The number of ballots cast on the first day of voting for the UF Student Government Spring Election increased by about 4.75 times since last Spring’s election.
Students cast 5448 ballots on the first day of SG elections, voting in eight polling locations across campus from 8:30 a.m. to 8:30 p.m. Tuesday. Last Spring, 1146 ballots were cast on the first day. During the Fall, 4697 students voted on the first day. Ballot counts do not include absentee ballots.
Internet connection issues prevented voting at Springs Library and Recreation Room at about 2 p.m., but the issue was corrected within 15 minutes, according to a text message from Supervisor of Elections Alexandra Stedman.
In residential areas like the Springs Complex and Broward Hall, polling locations excluded students who didn’t have residential access after 5 p.m., when doors to the area desks automatically lock.
Broward Hall’s doors were unlocked soon after 5 p.m., but Springs Complex’s were not. Instead an assistant supervisor of elections stood by the door to let students in until polls closed.
“We make sure to reach out to that area ahead of time,” Stedman said, “Sometimes things just kind of get lost in the craziness.”
Voters drifted in and out of polls in the morning, but by mid-day lines extended down hallways and wrapped around columns in some of the busiest locations, including the Reitz Union and Norman Hall.
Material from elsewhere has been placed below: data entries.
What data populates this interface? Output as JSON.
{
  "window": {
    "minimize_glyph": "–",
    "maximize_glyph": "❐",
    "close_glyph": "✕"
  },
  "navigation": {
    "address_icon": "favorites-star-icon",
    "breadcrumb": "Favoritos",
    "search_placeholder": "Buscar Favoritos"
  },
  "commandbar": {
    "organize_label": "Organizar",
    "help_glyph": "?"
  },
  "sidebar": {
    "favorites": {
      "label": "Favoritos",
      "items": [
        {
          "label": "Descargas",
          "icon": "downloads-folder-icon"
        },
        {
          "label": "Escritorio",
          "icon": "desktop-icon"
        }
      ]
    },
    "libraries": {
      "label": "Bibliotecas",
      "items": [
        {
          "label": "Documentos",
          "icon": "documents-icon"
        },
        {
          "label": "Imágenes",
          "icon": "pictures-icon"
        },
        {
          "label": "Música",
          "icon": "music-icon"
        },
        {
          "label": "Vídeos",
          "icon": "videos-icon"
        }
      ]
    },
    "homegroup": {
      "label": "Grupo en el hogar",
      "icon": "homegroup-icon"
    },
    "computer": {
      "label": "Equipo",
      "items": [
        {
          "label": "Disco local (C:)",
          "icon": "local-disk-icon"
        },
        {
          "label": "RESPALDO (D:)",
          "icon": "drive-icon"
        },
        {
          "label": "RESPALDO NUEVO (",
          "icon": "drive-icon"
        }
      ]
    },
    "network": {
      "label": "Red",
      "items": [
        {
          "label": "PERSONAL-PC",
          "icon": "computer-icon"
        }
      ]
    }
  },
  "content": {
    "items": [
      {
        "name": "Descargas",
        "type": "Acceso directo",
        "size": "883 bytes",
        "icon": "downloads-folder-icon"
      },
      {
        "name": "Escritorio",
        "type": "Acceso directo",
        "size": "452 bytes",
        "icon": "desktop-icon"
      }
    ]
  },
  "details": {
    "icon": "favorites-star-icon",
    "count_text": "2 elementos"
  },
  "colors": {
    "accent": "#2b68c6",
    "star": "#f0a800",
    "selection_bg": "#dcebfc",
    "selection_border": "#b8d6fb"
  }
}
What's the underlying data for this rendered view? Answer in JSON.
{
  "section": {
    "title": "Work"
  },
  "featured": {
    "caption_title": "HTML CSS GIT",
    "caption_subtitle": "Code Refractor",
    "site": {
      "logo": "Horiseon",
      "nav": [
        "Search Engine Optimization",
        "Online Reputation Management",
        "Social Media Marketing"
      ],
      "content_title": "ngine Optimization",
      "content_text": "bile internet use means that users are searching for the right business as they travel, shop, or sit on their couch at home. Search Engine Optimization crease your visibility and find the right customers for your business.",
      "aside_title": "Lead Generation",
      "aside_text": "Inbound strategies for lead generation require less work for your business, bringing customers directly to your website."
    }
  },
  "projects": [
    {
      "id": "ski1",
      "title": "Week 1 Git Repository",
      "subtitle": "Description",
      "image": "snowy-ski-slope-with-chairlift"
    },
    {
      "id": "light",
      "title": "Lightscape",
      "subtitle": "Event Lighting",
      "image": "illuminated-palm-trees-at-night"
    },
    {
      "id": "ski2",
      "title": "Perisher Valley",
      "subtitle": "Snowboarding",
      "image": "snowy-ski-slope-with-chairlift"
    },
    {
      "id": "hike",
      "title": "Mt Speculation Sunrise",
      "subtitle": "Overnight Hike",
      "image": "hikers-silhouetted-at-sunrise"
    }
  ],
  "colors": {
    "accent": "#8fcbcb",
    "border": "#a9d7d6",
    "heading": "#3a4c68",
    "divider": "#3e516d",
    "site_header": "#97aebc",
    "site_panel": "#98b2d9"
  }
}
Lines were shorter in locations like Southwest Recreation Center and the Levin College of Law.
During peak wait times, students waited between 15 and 20 minutes to move through the line and vote.
Some students wore sweaters that read “Live Laugh Lauren” for Gator Party presidential candidate Lauren Lemasters. Others opted for Change Party T-shirts featuring Century Tower, and some students represented their sororities and fraternities with Greek letters.
Norman Hall is the polling location closest to Sorority Row, and Springs Complex is closest to Fraternity Row.
Voting took place at the J. Wayne Reitz Union Computer Printing Lab, Health Science Center Library, Norman Hall Educational Library, Southwest Recreation Center, Springs Library and Recreation Room, Broward Recreation Room, Levin College of Law and Heavener Room 202.
In order to vote, students were instructed to bring their Gator One ID but could vote without it by showing their ONE.UF account on their cell phone. Voters logged on to a computer, cast their vote and received an ‘I voted’ sticker.
Jordyn Salmon, a chemical engineering freshman and member of the Alpha Phi sorority, voted for Gator Party because of its 17-point platform, which she said can appeal to everyone. She relates to other students who could benefit from Gator Party initiatives such as ice machines in dorms.
Salmon was encouraged by her sorority to participate in the election, she said.
“I wish more people voted,” Salmon said, “Being in Greek life, I’m kind of ignorant to the fact that not everybody is forced to vote. I don’t even think most people would vote.”
Cole Erickson, a 19-year-old international studies freshman, echoed Salmon’s wishes. The voting process was easy, he said, but there should be more widespread and non-partisan information about elections.
“I can’t see why there can’t be a mass email, for example, from the deans of the colleges, informing us, saying ‘Hey, here’s an opportunity to practice democracy and vote,’” he said.
Erickson was in and out of polling in less than ten minutes; it was a more fluid experience than in the Fall semester, when he was erroneously registered for an absentee ballot and had to wait a day to vote while the issue was resolved.
Outside of the Reitz, Dayanna Peek, the Change Party’s vice presidential candidate, was dressed in an inflatable Pikachu suit and held a sign that read “‘PEEK’-ACHU for CHANGE.”
Both the Change and the Gator parties’ ambassadors and candidates walked through Turlington and Reitz Union areas encouraging students to vote.
“We got at least 100 people that wanted to take pictures with us,” Change Party President Cassidy Campbell said, “A lot of people who didn't even know what student government was, getting them out to vote. They were really excited.”
Jacob Van De Car, the Gator Party’s Campaign Manager, was also pleased with voter turnout.
“A lot of people have voted In the morning, which I was really surprised about,” he said, “People were either on their way or had already done it.”
Stedman feels satisfied with the voter turnout, which typically hovers between 5000 and 6000 on the first day of elections, she said.
Stedman will announce elections on or after 9:30 p.m. Wednesday in the center of the Reitz Union.
Alligator staff writers Lucille Lannigan and Elena Barrera contributed to this report.
Maia Botek is a third-year journalism major and Spanish minor covering student government this semester. Maia is from South Florida and enjoys the beach, spending time with her friends and learning about the environment in her free time.